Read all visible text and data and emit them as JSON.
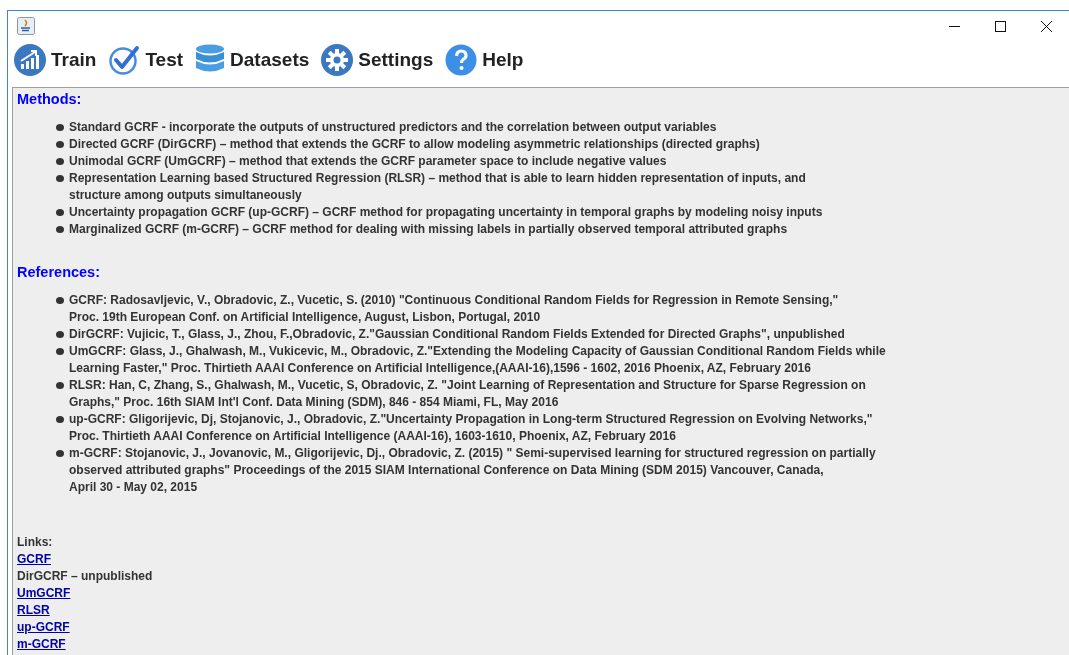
{
  "toolbar": [
    {
      "label": "Train"
    },
    {
      "label": "Test"
    },
    {
      "label": "Datasets"
    },
    {
      "label": "Settings"
    },
    {
      "label": "Help"
    }
  ],
  "methods": {
    "heading": "Methods:",
    "items": [
      {
        "lines": [
          "Standard GCRF - incorporate the outputs of unstructured predictors and the correlation between output variables"
        ]
      },
      {
        "lines": [
          "Directed GCRF (DirGCRF) – method that extends the GCRF to allow modeling asymmetric relationships (directed graphs)"
        ]
      },
      {
        "lines": [
          "Unimodal GCRF (UmGCRF) – method that extends the GCRF parameter space to include negative values"
        ]
      },
      {
        "lines": [
          "Representation Learning based Structured Regression (RLSR) – method that is able to learn hidden representation of inputs, and",
          "structure among outputs simultaneously"
        ]
      },
      {
        "lines": [
          "Uncertainty propagation GCRF (up-GCRF) – GCRF method for propagating uncertainty in temporal graphs by modeling noisy inputs"
        ]
      },
      {
        "lines": [
          "Marginalized GCRF (m-GCRF) – GCRF method for dealing with missing labels in partially observed temporal attributed graphs"
        ]
      }
    ]
  },
  "references": {
    "heading": "References:",
    "items": [
      {
        "lines": [
          "GCRF: Radosavljevic, V., Obradovic, Z., Vucetic, S. (2010) \"Continuous Conditional Random Fields for Regression in Remote Sensing,\"",
          "Proc. 19th European Conf. on Artificial Intelligence, August, Lisbon, Portugal, 2010"
        ]
      },
      {
        "lines": [
          "DirGCRF: Vujicic, T., Glass, J., Zhou, F.,Obradovic, Z.\"Gaussian Conditional Random Fields Extended for Directed Graphs\", unpublished"
        ]
      },
      {
        "lines": [
          "UmGCRF: Glass, J., Ghalwash, M., Vukicevic, M., Obradovic, Z.\"Extending the Modeling Capacity of Gaussian Conditional Random Fields while",
          "Learning Faster,\" Proc. Thirtieth AAAI Conference on Artificial Intelligence,(AAAI-16),1596 - 1602, 2016 Phoenix, AZ, February 2016"
        ]
      },
      {
        "lines": [
          "RLSR: Han, C, Zhang, S., Ghalwash, M., Vucetic, S, Obradovic, Z. \"Joint Learning of Representation and Structure for Sparse Regression on",
          "Graphs,\" Proc. 16th SIAM Int'l Conf. Data Mining (SDM), 846 - 854 Miami, FL, May 2016"
        ]
      },
      {
        "lines": [
          "up-GCRF: Gligorijevic, Dj, Stojanovic, J., Obradovic, Z.\"Uncertainty Propagation in Long-term Structured Regression on Evolving Networks,\"",
          "Proc. Thirtieth AAAI Conference on Artificial Intelligence (AAAI-16), 1603-1610, Phoenix, AZ, February 2016"
        ]
      },
      {
        "lines": [
          "m-GCRF: Stojanovic, J., Jovanovic, M., Gligorijevic, Dj., Obradovic, Z. (2015) \" Semi-supervised learning for structured regression on partially",
          "observed attributed graphs\" Proceedings of the 2015 SIAM International Conference on Data Mining (SDM 2015) Vancouver, Canada,",
          "April 30 - May 02, 2015"
        ]
      }
    ]
  },
  "links": {
    "heading": "Links:",
    "items": [
      {
        "kind": "link",
        "text": "GCRF"
      },
      {
        "kind": "text",
        "text": "DirGCRF – unpublished"
      },
      {
        "kind": "link",
        "text": "UmGCRF"
      },
      {
        "kind": "link",
        "text": "RLSR"
      },
      {
        "kind": "link",
        "text": "up-GCRF"
      },
      {
        "kind": "link",
        "text": "m-GCRF"
      }
    ]
  }
}
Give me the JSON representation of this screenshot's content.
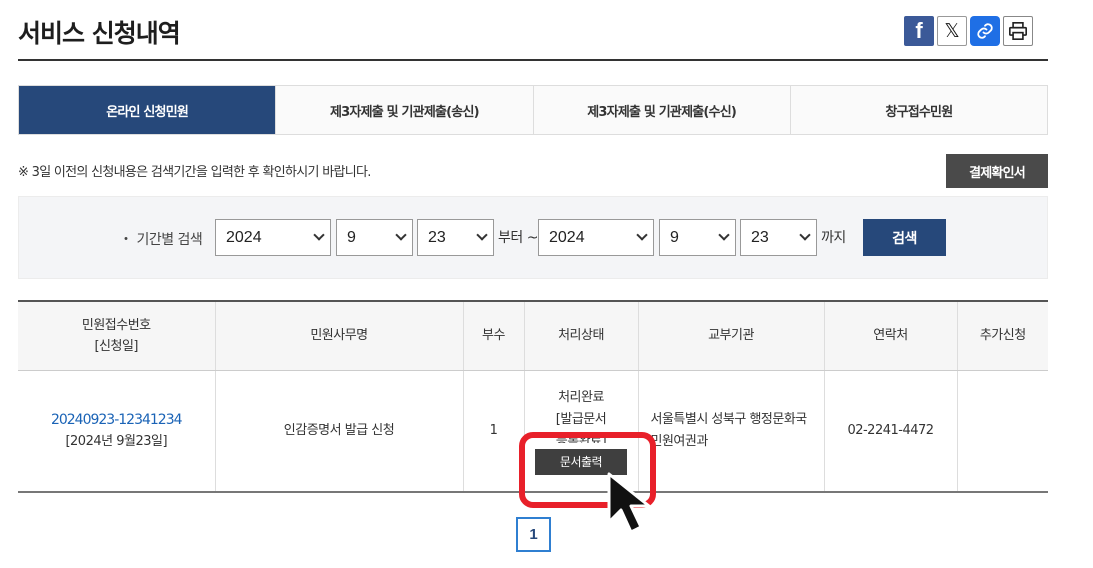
{
  "page": {
    "title": "서비스 신청내역"
  },
  "share": {
    "facebook_icon": "f",
    "x_icon": "𝕏",
    "link_icon": "🔗",
    "print_icon": "printer"
  },
  "tabs": [
    {
      "label": "온라인 신청민원",
      "active": true
    },
    {
      "label": "제3자제출 및 기관제출(송신)",
      "active": false
    },
    {
      "label": "제3자제출 및 기관제출(수신)",
      "active": false
    },
    {
      "label": "창구접수민원",
      "active": false
    }
  ],
  "notice": "※ 3일 이전의 신청내용은 검색기간을 입력한 후 확인하시기 바랍니다.",
  "receipt_button": "결제확인서",
  "search": {
    "label": "・ 기간별 검색",
    "from_year": "2024",
    "from_month": "9",
    "from_day": "23",
    "from_suffix": "부터 ~",
    "to_year": "2024",
    "to_month": "9",
    "to_day": "23",
    "to_suffix": "까지",
    "button": "검색"
  },
  "table": {
    "headers": {
      "receipt_no_line1": "민원접수번호",
      "receipt_no_line2": "[신청일]",
      "service": "민원사무명",
      "copies": "부수",
      "status": "처리상태",
      "agency": "교부기관",
      "contact": "연락처",
      "extra": "추가신청"
    },
    "rows": [
      {
        "receipt_no": "20240923-12341234",
        "date": "[2024년 9월23일]",
        "service": "인감증명서 발급 신청",
        "copies": "1",
        "status_line1": "처리완료",
        "status_line2": "[발급문서",
        "status_line3": "등록완료]",
        "print_button": "문서출력",
        "agency_line1": "서울특별시 성북구 행정문화국",
        "agency_line2": "민원여권과",
        "contact": "02-2241-4472",
        "extra": ""
      }
    ]
  },
  "pagination": {
    "current": "1"
  },
  "colors": {
    "primary": "#26487a",
    "highlight": "#e8202a",
    "link": "#1a63b6"
  }
}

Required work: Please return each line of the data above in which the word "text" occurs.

Response to the exercise:
Read all visible text and data and emit them as JSON.
        "text": "GCRF"
        "kind": "text",
        "text": "DirGCRF – unpublished"
        "text": "UmGCRF"
        "text": "RLSR"
        "text": "up-GCRF"
        "text": "m-GCRF"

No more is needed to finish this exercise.